Work task:
With the string "apache" as the filter, copy each matching line from the records.

Saved data entries

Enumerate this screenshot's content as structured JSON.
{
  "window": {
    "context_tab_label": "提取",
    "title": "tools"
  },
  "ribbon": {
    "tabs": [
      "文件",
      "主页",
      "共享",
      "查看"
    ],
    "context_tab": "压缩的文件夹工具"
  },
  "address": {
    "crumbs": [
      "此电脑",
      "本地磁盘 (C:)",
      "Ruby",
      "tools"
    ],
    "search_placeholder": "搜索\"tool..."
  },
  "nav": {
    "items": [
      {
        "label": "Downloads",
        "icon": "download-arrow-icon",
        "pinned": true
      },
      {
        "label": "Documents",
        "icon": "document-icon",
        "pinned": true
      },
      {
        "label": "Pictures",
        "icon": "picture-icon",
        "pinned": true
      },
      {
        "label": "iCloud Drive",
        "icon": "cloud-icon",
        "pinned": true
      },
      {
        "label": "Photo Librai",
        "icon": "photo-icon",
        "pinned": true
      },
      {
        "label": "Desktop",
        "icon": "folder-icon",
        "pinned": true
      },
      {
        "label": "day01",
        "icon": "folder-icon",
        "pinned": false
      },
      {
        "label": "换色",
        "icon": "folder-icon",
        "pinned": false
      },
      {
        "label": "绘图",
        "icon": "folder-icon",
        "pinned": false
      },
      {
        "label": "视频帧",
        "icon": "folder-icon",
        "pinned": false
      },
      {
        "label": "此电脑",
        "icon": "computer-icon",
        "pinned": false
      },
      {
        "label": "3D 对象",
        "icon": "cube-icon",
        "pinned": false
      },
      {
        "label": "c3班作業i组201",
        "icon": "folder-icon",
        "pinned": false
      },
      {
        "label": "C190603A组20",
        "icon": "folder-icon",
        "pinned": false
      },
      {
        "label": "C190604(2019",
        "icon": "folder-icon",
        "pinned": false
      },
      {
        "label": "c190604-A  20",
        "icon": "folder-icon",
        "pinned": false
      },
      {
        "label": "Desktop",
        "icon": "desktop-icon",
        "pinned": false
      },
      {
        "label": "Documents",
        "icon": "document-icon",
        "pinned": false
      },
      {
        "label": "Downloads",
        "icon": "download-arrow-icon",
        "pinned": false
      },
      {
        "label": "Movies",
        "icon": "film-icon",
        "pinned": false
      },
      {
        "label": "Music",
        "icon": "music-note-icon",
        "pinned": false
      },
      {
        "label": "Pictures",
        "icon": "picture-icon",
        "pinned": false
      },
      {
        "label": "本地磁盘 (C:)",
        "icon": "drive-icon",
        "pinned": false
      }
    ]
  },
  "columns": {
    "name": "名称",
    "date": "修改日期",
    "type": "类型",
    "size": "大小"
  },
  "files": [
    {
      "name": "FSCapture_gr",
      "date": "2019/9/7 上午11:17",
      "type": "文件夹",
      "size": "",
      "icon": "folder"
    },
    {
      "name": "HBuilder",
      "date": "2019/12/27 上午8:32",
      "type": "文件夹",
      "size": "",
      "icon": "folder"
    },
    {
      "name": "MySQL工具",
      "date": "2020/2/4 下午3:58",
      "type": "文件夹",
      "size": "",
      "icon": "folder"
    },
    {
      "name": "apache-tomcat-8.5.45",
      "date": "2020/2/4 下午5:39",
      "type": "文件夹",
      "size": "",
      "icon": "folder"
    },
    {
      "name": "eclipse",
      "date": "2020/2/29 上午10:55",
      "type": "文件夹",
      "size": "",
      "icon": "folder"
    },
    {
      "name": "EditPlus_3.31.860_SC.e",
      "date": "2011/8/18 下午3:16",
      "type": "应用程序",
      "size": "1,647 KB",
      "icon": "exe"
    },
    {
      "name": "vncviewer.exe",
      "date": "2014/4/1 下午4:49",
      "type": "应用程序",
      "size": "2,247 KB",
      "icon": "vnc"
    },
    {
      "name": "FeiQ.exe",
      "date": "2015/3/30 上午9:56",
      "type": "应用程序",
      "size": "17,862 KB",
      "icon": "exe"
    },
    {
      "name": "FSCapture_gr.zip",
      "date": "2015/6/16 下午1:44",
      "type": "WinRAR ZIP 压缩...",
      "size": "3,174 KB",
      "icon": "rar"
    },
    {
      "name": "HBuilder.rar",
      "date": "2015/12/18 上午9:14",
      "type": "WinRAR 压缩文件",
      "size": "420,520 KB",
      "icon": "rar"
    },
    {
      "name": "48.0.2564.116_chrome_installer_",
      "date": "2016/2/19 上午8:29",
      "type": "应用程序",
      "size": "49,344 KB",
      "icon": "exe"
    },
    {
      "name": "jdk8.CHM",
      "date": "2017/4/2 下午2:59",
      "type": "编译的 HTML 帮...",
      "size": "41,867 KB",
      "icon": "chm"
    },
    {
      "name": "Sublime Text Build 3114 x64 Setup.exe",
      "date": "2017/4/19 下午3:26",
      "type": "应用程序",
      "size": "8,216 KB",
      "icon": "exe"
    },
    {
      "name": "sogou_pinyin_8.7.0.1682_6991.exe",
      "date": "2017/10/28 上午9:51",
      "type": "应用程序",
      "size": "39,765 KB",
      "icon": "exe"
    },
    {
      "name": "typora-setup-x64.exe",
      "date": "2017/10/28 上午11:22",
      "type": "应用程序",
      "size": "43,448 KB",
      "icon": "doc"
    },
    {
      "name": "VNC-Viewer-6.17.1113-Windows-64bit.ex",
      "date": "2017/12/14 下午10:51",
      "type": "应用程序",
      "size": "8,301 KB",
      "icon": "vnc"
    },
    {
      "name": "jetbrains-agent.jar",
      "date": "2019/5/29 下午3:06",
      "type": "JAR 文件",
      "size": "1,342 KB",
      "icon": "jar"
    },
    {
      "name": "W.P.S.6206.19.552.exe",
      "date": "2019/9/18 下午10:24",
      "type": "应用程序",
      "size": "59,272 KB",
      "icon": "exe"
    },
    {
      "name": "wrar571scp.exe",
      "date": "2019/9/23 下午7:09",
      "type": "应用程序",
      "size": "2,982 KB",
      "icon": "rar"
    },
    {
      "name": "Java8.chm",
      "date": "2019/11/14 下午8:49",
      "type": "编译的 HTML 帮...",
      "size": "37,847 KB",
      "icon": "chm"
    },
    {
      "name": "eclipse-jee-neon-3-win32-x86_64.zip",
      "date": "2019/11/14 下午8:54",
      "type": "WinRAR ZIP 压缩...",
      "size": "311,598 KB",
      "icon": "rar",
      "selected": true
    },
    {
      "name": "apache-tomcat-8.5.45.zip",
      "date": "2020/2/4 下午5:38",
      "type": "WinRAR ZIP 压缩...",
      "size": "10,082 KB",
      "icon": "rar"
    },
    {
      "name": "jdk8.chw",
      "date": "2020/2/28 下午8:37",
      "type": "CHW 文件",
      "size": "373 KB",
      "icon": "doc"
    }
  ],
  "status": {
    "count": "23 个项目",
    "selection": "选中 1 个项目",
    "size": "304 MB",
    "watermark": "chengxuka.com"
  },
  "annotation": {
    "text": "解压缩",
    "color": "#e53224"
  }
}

Solution to this problem:
      "name": "apache-tomcat-8.5.45",
      "name": "apache-tomcat-8.5.45.zip",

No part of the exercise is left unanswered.